Alberta arbitrator: derogatory/threatening Facebook postings about supervisors justified dismissal for cause
In Canada Post v. Canadian Union of Postal Workers,  C.L.A.D. No. 85 (March 21, 2012 Ponak) an Alberta arbitrator ruled that employee's derogatory and threatening Facebook postings about her supervisors justified dismissal for cause.
The headnote of the decision summarizes it as follows:
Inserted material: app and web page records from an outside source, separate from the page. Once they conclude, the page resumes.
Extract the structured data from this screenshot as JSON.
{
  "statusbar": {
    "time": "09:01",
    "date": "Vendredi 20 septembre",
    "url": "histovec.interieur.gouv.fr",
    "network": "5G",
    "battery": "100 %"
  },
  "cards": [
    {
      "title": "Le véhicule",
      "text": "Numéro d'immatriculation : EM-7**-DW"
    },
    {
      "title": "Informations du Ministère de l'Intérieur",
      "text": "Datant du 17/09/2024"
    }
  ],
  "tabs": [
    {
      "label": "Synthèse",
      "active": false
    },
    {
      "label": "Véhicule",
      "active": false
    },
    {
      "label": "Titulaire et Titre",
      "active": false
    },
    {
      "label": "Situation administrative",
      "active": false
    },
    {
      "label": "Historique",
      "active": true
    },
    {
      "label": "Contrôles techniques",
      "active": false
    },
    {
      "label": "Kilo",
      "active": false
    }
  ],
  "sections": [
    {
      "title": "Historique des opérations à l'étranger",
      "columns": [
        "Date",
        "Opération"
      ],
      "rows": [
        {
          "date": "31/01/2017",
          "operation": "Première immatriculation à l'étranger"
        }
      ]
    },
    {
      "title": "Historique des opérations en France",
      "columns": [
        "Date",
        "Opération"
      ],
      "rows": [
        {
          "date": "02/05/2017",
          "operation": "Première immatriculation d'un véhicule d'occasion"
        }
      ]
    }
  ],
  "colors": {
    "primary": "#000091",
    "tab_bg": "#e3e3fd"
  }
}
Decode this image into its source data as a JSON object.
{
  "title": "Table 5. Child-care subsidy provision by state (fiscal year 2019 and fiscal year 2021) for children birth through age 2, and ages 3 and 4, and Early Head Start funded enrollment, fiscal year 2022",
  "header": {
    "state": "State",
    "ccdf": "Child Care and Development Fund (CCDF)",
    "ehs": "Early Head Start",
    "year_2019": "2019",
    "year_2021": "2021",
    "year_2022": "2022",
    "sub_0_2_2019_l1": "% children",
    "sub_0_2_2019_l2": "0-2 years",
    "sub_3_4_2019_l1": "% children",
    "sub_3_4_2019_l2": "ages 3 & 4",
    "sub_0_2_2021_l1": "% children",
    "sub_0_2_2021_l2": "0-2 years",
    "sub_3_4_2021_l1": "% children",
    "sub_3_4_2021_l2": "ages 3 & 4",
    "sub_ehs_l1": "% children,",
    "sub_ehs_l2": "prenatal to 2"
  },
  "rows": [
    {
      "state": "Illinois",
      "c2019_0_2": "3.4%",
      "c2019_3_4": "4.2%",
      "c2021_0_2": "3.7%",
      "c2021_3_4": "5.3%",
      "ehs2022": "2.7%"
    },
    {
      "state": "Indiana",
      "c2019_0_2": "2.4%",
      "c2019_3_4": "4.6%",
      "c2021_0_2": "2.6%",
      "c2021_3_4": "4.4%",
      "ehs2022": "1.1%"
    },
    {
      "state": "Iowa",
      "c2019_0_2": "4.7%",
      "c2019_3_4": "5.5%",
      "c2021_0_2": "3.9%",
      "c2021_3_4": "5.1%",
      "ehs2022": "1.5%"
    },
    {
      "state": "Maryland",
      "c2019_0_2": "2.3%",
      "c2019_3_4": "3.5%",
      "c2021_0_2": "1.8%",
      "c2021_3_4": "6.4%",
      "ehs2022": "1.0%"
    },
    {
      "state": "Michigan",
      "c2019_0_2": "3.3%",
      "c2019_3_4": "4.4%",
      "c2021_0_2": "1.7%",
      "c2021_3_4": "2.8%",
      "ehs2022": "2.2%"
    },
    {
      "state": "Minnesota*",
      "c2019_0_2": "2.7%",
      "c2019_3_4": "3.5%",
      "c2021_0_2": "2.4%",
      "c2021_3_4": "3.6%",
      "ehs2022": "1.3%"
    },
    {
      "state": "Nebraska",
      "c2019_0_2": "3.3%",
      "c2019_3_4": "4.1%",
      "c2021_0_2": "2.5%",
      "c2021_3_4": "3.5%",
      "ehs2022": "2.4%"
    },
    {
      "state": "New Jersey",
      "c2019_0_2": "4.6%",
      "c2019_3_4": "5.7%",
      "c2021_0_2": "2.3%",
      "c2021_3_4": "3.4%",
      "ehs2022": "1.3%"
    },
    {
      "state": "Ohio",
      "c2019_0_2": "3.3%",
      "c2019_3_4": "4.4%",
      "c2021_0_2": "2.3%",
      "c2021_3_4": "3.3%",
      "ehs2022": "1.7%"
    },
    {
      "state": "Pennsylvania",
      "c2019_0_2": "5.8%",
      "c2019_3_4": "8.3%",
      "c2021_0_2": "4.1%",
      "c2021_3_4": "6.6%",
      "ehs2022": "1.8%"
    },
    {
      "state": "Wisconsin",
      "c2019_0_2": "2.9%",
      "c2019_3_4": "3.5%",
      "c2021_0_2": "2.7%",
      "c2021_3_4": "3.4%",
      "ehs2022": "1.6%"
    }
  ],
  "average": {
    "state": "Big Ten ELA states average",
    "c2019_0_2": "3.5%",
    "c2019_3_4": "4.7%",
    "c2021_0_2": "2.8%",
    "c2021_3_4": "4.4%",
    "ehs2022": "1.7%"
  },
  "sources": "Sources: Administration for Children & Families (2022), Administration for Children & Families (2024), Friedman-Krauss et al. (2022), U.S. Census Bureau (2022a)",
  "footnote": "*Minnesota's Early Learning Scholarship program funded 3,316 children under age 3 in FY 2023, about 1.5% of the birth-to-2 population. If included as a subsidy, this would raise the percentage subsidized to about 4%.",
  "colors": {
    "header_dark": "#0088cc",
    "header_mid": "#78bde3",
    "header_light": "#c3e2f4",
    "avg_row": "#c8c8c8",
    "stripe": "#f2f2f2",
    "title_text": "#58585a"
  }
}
The grievor, a postal clerk with 31 years of service, was discharged after management became aware of her postings on her Facebook account. The postings were made over a one-month period and contained a number of derogatory, mocking statements about her supervisors and the employer. The employer argued that the postings were grossly insubordinate, had the potential to damage the reputation of the employer, and had greatly harmed the supervisors. The employer pointed out that the grievor was unapologetic, blaming her supervisors for creating an intolerable work environment that justified her postings. The union accepted that the postings were regrettable but argued that they were the result of a toxic work environment. The grievor also thought her postings were private. The union submitted that dismissal was too harsh a penalty.
HELD: Grievance dismissed. The postings on Facebook were abusive, intimidating and mocking. They were disseminated to the grievor's friends, who included other employees of the employer. Discovery of the postings harmed the targeted managers. Both managers substantial time off work for emotional distress and one required medical care. While the grievor might have believed that her postings were private, that did not relieve her of the responsibility for what she wrote. The arbitrator rejected the union's contention that the grievor was a heavy drinker or suffered from mental illness as reasons for diminished responsibility. The grievor's provocation defence failed because her response on Facebook was grossly disproportionate to the events complained of. The employer had just cause to dismiss the grievor.
An article about the decision by Sara Parchello at Faskens in Toronto can be found here: "Facebook Can Be an Unfriendly Place" (September 18, 2012).